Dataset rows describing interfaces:
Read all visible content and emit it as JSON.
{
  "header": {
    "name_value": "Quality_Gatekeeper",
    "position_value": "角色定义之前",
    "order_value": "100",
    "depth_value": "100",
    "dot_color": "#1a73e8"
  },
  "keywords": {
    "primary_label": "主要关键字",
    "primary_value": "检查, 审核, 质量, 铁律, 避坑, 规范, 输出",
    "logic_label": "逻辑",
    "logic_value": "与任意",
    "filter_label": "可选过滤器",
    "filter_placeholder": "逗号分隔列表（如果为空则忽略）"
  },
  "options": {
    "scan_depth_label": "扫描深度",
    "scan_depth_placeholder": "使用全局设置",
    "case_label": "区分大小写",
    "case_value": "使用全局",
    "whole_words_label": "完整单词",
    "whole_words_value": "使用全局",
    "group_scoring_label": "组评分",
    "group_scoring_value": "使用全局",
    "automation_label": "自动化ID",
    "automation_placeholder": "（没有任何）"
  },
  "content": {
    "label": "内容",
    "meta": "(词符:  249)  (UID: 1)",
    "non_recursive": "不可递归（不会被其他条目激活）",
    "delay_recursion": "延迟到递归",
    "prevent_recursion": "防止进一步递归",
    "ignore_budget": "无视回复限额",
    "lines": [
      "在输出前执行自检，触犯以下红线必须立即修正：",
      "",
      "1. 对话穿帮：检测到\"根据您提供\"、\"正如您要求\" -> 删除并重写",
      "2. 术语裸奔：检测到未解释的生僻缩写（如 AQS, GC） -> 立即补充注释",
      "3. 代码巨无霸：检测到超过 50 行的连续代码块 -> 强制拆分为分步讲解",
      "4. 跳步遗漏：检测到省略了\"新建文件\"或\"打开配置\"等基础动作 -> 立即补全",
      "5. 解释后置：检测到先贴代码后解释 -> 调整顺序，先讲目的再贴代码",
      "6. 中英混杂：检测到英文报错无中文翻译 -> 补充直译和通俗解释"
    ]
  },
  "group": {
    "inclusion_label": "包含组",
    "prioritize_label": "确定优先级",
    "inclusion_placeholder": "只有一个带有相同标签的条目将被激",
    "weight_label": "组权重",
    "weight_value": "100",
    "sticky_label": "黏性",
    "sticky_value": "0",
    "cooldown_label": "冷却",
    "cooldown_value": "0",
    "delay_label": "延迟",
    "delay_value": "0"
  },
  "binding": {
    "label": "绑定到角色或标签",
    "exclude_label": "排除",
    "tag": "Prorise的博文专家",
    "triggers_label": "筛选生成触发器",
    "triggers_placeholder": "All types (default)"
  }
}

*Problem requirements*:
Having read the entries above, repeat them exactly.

*Exercise answer*:
Read all visible content and emit it as JSON.
{
  "header": {
    "name_value": "Quality_Gatekeeper",
    "position_value": "角色定义之前",
    "order_value": "100",
    "depth_value": "100",
    "dot_color": "#1a73e8"
  },
  "keywords": {
    "primary_label": "主要关键字",
    "primary_value": "检查, 审核, 质量, 铁律, 避坑, 规范, 输出",
    "logic_label": "逻辑",
    "logic_value": "与任意",
    "filter_label": "可选过滤器",
    "filter_placeholder": "逗号分隔列表（如果为空则忽略）"
  },
  "options": {
    "scan_depth_label": "扫描深度",
    "scan_depth_placeholder": "使用全局设置",
    "case_label": "区分大小写",
    "case_value": "使用全局",
    "whole_words_label": "完整单词",
    "whole_words_value": "使用全局",
    "group_scoring_label": "组评分",
    "group_scoring_value": "使用全局",
    "automation_label": "自动化ID",
    "automation_placeholder": "（没有任何）"
  },
  "content": {
    "label": "内容",
    "meta": "(词符:  249)  (UID: 1)",
    "non_recursive": "不可递归（不会被其他条目激活）",
    "delay_recursion": "延迟到递归",
    "prevent_recursion": "防止进一步递归",
    "ignore_budget": "无视回复限额",
    "lines": [
      "在输出前执行自检，触犯以下红线必须立即修正：",
      "",
      "1. 对话穿帮：检测到\"根据您提供\"、\"正如您要求\" -> 删除并重写",
      "2. 术语裸奔：检测到未解释的生僻缩写（如 AQS, GC） -> 立即补充注释",
      "3. 代码巨无霸：检测到超过 50 行的连续代码块 -> 强制拆分为分步讲解",
      "4. 跳步遗漏：检测到省略了\"新建文件\"或\"打开配置\"等基础动作 -> 立即补全",
      "5. 解释后置：检测到先贴代码后解释 -> 调整顺序，先讲目的再贴代码",
      "6. 中英混杂：检测到英文报错无中文翻译 -> 补充直译和通俗解释"
    ]
  },
  "group": {
    "inclusion_label": "包含组",
    "prioritize_label": "确定优先级",
    "inclusion_placeholder": "只有一个带有相同标签的条目将被激",
    "weight_label": "组权重",
    "weight_value": "100",
    "sticky_label": "黏性",
    "sticky_value": "0",
    "cooldown_label": "冷却",
    "cooldown_value": "0",
    "delay_label": "延迟",
    "delay_value": "0"
  },
  "binding": {
    "label": "绑定到角色或标签",
    "exclude_label": "排除",
    "tag": "Prorise的博文专家",
    "triggers_label": "筛选生成触发器",
    "triggers_placeholder": "All types (default)"
  }
}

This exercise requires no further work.